Once you’ve completed the debtor education course, and if your Chapter 7 trustee reports that no assets will be sold to pay debts, the Bankruptcy Court will be prompted to have a Discharge Order filed in your case. Your case should then close up in days following the entry of the Discharge Order.

Congratulations, you’ve completed your Chapter 7 case and received your discharge. You’re now free from some if not all of your debt. You likely have a much improved debt to income ratio, which is one of the factors that impacts your credit score. You may have freed up additional disposable income that you can use to save or pay down nondischargeable debt that you would have otherwise used to pay minimums or interest on your dischargeable debt. You may notice that if your credit score was lagging before bankruptcy, it improves based upon discharge of your old debt.

Hopefully the Chapter 7 bankruptcy process will have encouraged you to take a new look at your budget and to consider a more effective strategy to save, invest, and build your finances. While Chapter 7 bankruptcy stays on your credit report for up to 10 years, that does not mean you can’t build up your credit.

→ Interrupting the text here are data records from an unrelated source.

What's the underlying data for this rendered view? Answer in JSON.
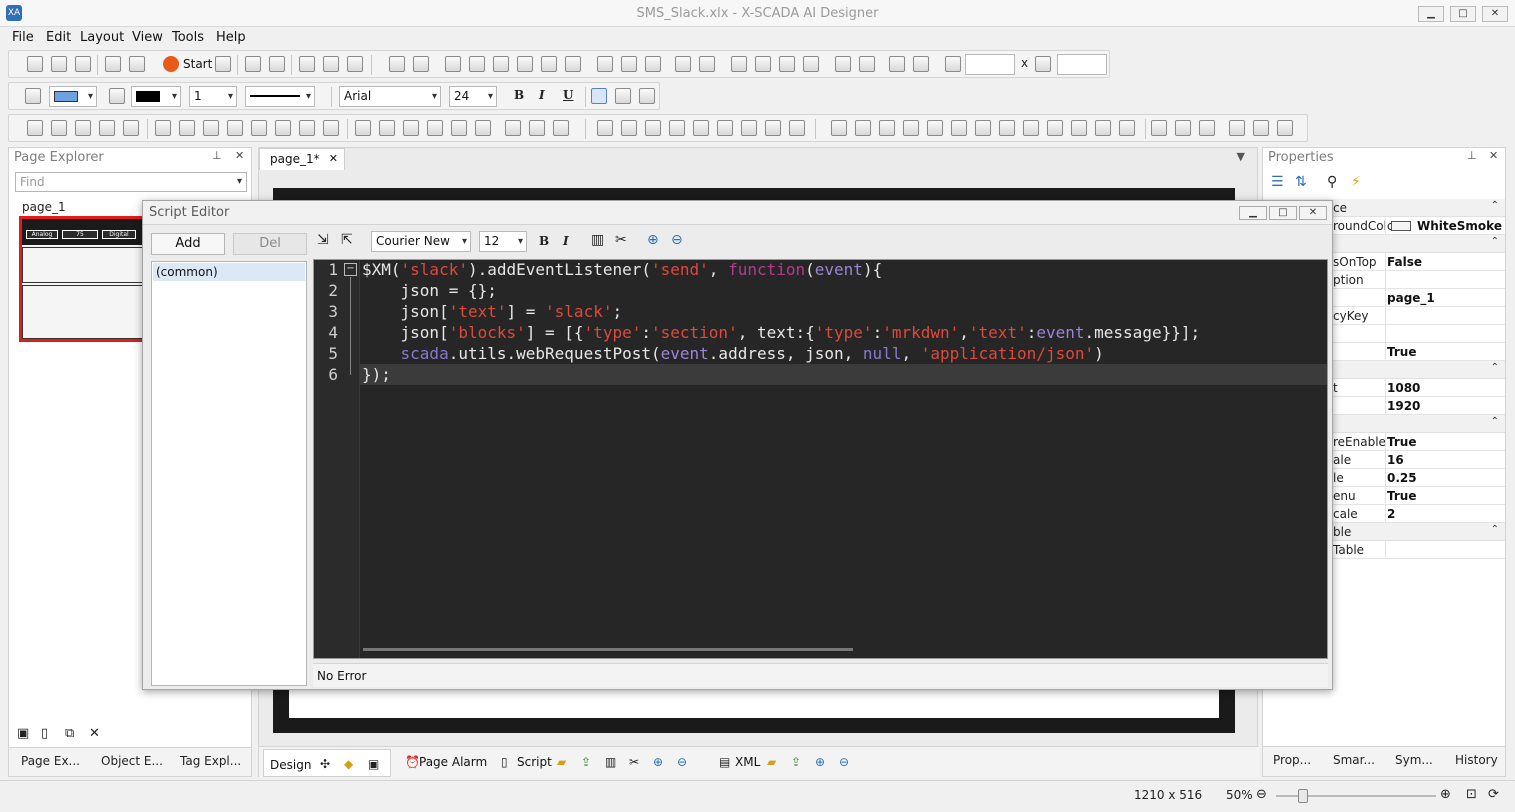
{
  "window": {
    "title": "SMS_Slack.xlx - X-SCADA AI Designer",
    "app_icon": "XA"
  },
  "menu": [
    "File",
    "Edit",
    "Layout",
    "View",
    "Tools",
    "Help"
  ],
  "toolbar": {
    "start_label": "Start",
    "size_sep": "x",
    "line_width": "1",
    "font_name": "Arial",
    "font_size": "24",
    "bold": "B",
    "italic": "I",
    "underline": "U"
  },
  "page_explorer": {
    "title": "Page Explorer",
    "find_placeholder": "Find",
    "page_name": "page_1",
    "thumb_buttons": [
      "Analog",
      "75",
      "Digital"
    ],
    "bottom_tabs": [
      "Page Ex...",
      "Object E...",
      "Tag Expl..."
    ]
  },
  "document": {
    "tab_label": "page_1*",
    "design_tabs": [
      "Design",
      "Page Alarm",
      "Script",
      "XML"
    ]
  },
  "properties": {
    "title": "Properties",
    "rows": [
      {
        "key": "ce",
        "value": "",
        "group": true
      },
      {
        "key": "roundColc",
        "value": "WhiteSmoke"
      },
      {
        "key": "",
        "value": "",
        "group": true
      },
      {
        "key": "sOnTop",
        "value": "False"
      },
      {
        "key": "ption",
        "value": ""
      },
      {
        "key": "",
        "value": "page_1"
      },
      {
        "key": "cyKey",
        "value": ""
      },
      {
        "key": "",
        "value": ""
      },
      {
        "key": "",
        "value": "True"
      },
      {
        "key": "",
        "value": "",
        "group": true
      },
      {
        "key": "t",
        "value": "1080"
      },
      {
        "key": "",
        "value": "1920"
      },
      {
        "key": "",
        "value": "",
        "group": true
      },
      {
        "key": "reEnable",
        "value": "True"
      },
      {
        "key": "ale",
        "value": "16"
      },
      {
        "key": "le",
        "value": "0.25"
      },
      {
        "key": "enu",
        "value": "True"
      },
      {
        "key": "cale",
        "value": "2"
      },
      {
        "key": "ble",
        "value": "",
        "group": true
      },
      {
        "key": "Table",
        "value": ""
      }
    ],
    "bottom_tabs": [
      "Prop...",
      "Smar...",
      "Sym...",
      "History"
    ]
  },
  "script_editor": {
    "title": "Script Editor",
    "add_label": "Add",
    "del_label": "Del",
    "font_name": "Courier New",
    "font_size": "12",
    "bold": "B",
    "italic": "I",
    "list_items": [
      "(common)"
    ],
    "line_numbers": [
      "1",
      "2",
      "3",
      "4",
      "5",
      "6"
    ],
    "status": "No Error"
  },
  "statusbar": {
    "dimensions": "1210 x 516",
    "zoom": "50%"
  },
  "colors": {
    "string": "#e0483b",
    "keyword": "#b23b8e",
    "event": "#9a86d6",
    "editor_bg": "#262626",
    "selection_red": "#e21b1b"
  }
}
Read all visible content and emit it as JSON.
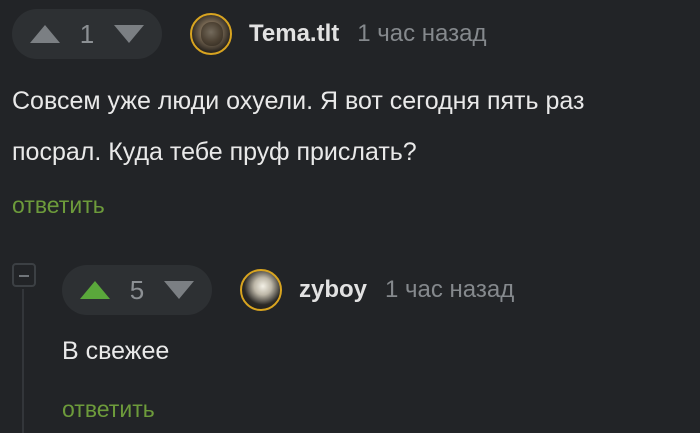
{
  "colors": {
    "background": "#222427",
    "vote_pill": "#2d3033",
    "upvote_active": "#5aa83b",
    "reply_link": "#6d9b3b",
    "avatar_border": "#d8a420"
  },
  "comments": [
    {
      "rating": "1",
      "upvoted": false,
      "username": "Tema.tlt",
      "timestamp": "1 час назад",
      "text_lines": [
        "Совсем уже люди охуели. Я вот сегодня пять раз",
        "посрал. Куда тебе пруф прислать?"
      ],
      "reply_label": "ответить"
    },
    {
      "rating": "5",
      "upvoted": true,
      "username": "zyboy",
      "timestamp": "1 час назад",
      "text_lines": [
        "В свежее"
      ],
      "reply_label": "ответить"
    }
  ]
}
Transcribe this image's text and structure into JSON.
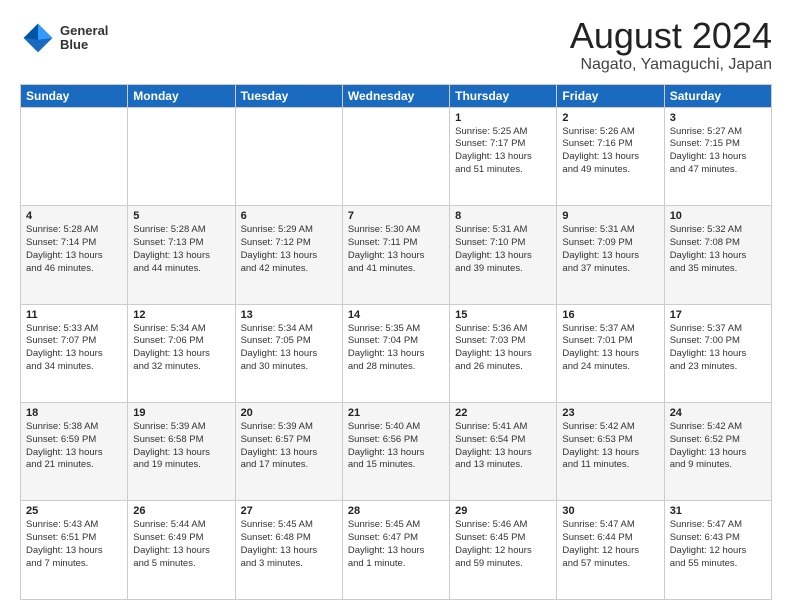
{
  "logo": {
    "line1": "General",
    "line2": "Blue"
  },
  "title": "August 2024",
  "subtitle": "Nagato, Yamaguchi, Japan",
  "days_header": [
    "Sunday",
    "Monday",
    "Tuesday",
    "Wednesday",
    "Thursday",
    "Friday",
    "Saturday"
  ],
  "weeks": [
    [
      {
        "day": "",
        "info": ""
      },
      {
        "day": "",
        "info": ""
      },
      {
        "day": "",
        "info": ""
      },
      {
        "day": "",
        "info": ""
      },
      {
        "day": "1",
        "info": "Sunrise: 5:25 AM\nSunset: 7:17 PM\nDaylight: 13 hours\nand 51 minutes."
      },
      {
        "day": "2",
        "info": "Sunrise: 5:26 AM\nSunset: 7:16 PM\nDaylight: 13 hours\nand 49 minutes."
      },
      {
        "day": "3",
        "info": "Sunrise: 5:27 AM\nSunset: 7:15 PM\nDaylight: 13 hours\nand 47 minutes."
      }
    ],
    [
      {
        "day": "4",
        "info": "Sunrise: 5:28 AM\nSunset: 7:14 PM\nDaylight: 13 hours\nand 46 minutes."
      },
      {
        "day": "5",
        "info": "Sunrise: 5:28 AM\nSunset: 7:13 PM\nDaylight: 13 hours\nand 44 minutes."
      },
      {
        "day": "6",
        "info": "Sunrise: 5:29 AM\nSunset: 7:12 PM\nDaylight: 13 hours\nand 42 minutes."
      },
      {
        "day": "7",
        "info": "Sunrise: 5:30 AM\nSunset: 7:11 PM\nDaylight: 13 hours\nand 41 minutes."
      },
      {
        "day": "8",
        "info": "Sunrise: 5:31 AM\nSunset: 7:10 PM\nDaylight: 13 hours\nand 39 minutes."
      },
      {
        "day": "9",
        "info": "Sunrise: 5:31 AM\nSunset: 7:09 PM\nDaylight: 13 hours\nand 37 minutes."
      },
      {
        "day": "10",
        "info": "Sunrise: 5:32 AM\nSunset: 7:08 PM\nDaylight: 13 hours\nand 35 minutes."
      }
    ],
    [
      {
        "day": "11",
        "info": "Sunrise: 5:33 AM\nSunset: 7:07 PM\nDaylight: 13 hours\nand 34 minutes."
      },
      {
        "day": "12",
        "info": "Sunrise: 5:34 AM\nSunset: 7:06 PM\nDaylight: 13 hours\nand 32 minutes."
      },
      {
        "day": "13",
        "info": "Sunrise: 5:34 AM\nSunset: 7:05 PM\nDaylight: 13 hours\nand 30 minutes."
      },
      {
        "day": "14",
        "info": "Sunrise: 5:35 AM\nSunset: 7:04 PM\nDaylight: 13 hours\nand 28 minutes."
      },
      {
        "day": "15",
        "info": "Sunrise: 5:36 AM\nSunset: 7:03 PM\nDaylight: 13 hours\nand 26 minutes."
      },
      {
        "day": "16",
        "info": "Sunrise: 5:37 AM\nSunset: 7:01 PM\nDaylight: 13 hours\nand 24 minutes."
      },
      {
        "day": "17",
        "info": "Sunrise: 5:37 AM\nSunset: 7:00 PM\nDaylight: 13 hours\nand 23 minutes."
      }
    ],
    [
      {
        "day": "18",
        "info": "Sunrise: 5:38 AM\nSunset: 6:59 PM\nDaylight: 13 hours\nand 21 minutes."
      },
      {
        "day": "19",
        "info": "Sunrise: 5:39 AM\nSunset: 6:58 PM\nDaylight: 13 hours\nand 19 minutes."
      },
      {
        "day": "20",
        "info": "Sunrise: 5:39 AM\nSunset: 6:57 PM\nDaylight: 13 hours\nand 17 minutes."
      },
      {
        "day": "21",
        "info": "Sunrise: 5:40 AM\nSunset: 6:56 PM\nDaylight: 13 hours\nand 15 minutes."
      },
      {
        "day": "22",
        "info": "Sunrise: 5:41 AM\nSunset: 6:54 PM\nDaylight: 13 hours\nand 13 minutes."
      },
      {
        "day": "23",
        "info": "Sunrise: 5:42 AM\nSunset: 6:53 PM\nDaylight: 13 hours\nand 11 minutes."
      },
      {
        "day": "24",
        "info": "Sunrise: 5:42 AM\nSunset: 6:52 PM\nDaylight: 13 hours\nand 9 minutes."
      }
    ],
    [
      {
        "day": "25",
        "info": "Sunrise: 5:43 AM\nSunset: 6:51 PM\nDaylight: 13 hours\nand 7 minutes."
      },
      {
        "day": "26",
        "info": "Sunrise: 5:44 AM\nSunset: 6:49 PM\nDaylight: 13 hours\nand 5 minutes."
      },
      {
        "day": "27",
        "info": "Sunrise: 5:45 AM\nSunset: 6:48 PM\nDaylight: 13 hours\nand 3 minutes."
      },
      {
        "day": "28",
        "info": "Sunrise: 5:45 AM\nSunset: 6:47 PM\nDaylight: 13 hours\nand 1 minute."
      },
      {
        "day": "29",
        "info": "Sunrise: 5:46 AM\nSunset: 6:45 PM\nDaylight: 12 hours\nand 59 minutes."
      },
      {
        "day": "30",
        "info": "Sunrise: 5:47 AM\nSunset: 6:44 PM\nDaylight: 12 hours\nand 57 minutes."
      },
      {
        "day": "31",
        "info": "Sunrise: 5:47 AM\nSunset: 6:43 PM\nDaylight: 12 hours\nand 55 minutes."
      }
    ]
  ]
}
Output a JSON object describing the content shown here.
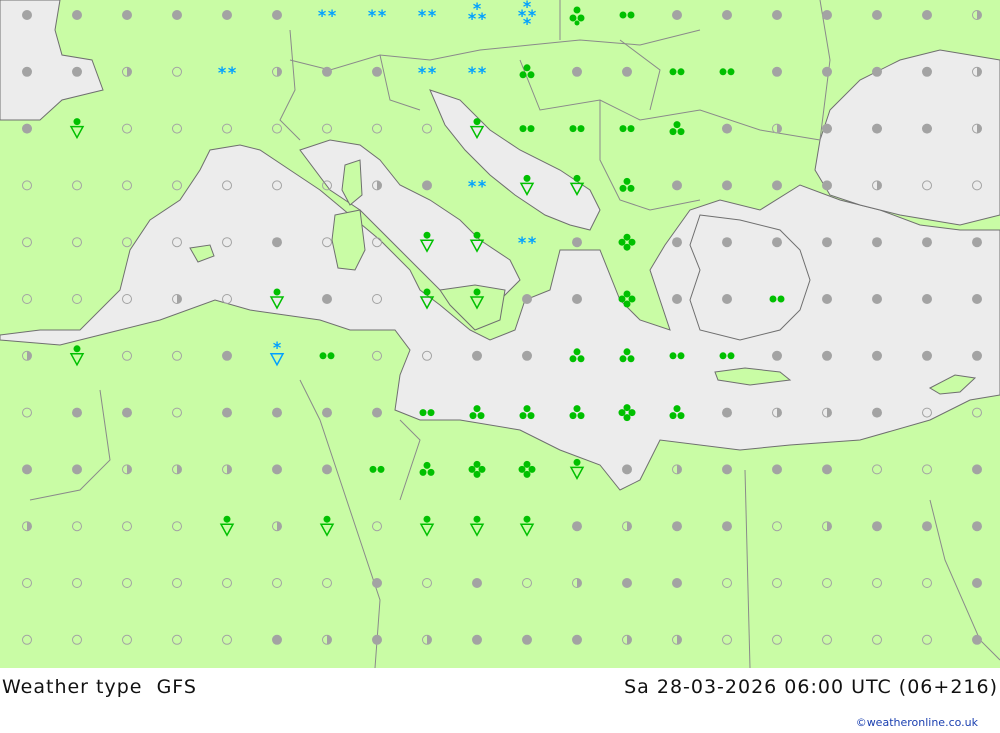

In fact, the relief provided by bankruptcy may actually free you up to borrow money to buy a home or finance a car.

Aside from your option to consider Chapter 13 and even Chapter 11 bankruptcy, your options may be to work a voluntary settlement of your debts with your creditors. This can prove difficult unless you have cash on hand to make lump sum payments to your creditors. Debt repayment plans, over time, can also be an option, but you’ll need all of your creditors to agree to a plan, and most creditors seem to not want these plans to stretch out longer than 12 months. There are some companies that will offer to consolidate your debt, but they cannot make any promises that your creditors will go along with their debt consolidation plan. If a debt consolidation plan is unsuccessful, you may find yourself in a worse situation than when you started, and you may need to file a Chapter 7 bankruptcy after all. Of course, another option is to sell all of your assets to pay your creditors, assuming you have enough assets. However, this is not a viable option for most people, and you’d have to seriously consider whether that course of action really helps you meet your financial goals.

Most experienced bankruptcy attorneys offer free consultations to discuss your financial situation. Our attorneys at Middlebrooks Shapiro, P.C. constantly meet with people to discuss their financial situations, and help them all consider each of their unique situations. We are very experienced with Chapter 7 bankruptcy, and we know how to help people consider their options.

About Middlebrooks Shapiro

At Middlebrooks Shapiro, our attorneys have over 30 years of bankruptcy law experience. From our office in Springfield, NJ, we help clients with the most basic or complex personal and business bankruptcy cases by leading them through the legal process of our numerous practice areas.

We offer a free initial consultation.  Call 973-218-6877 to speak with the experienced bankruptcy attorneys at Middlebrooks Shapiro. We’ll ensure you get the perspective you need to understand the full picture and the right guidance to have a successful bankruptcy, rebuild your credit, and move forward with your new debt-free life.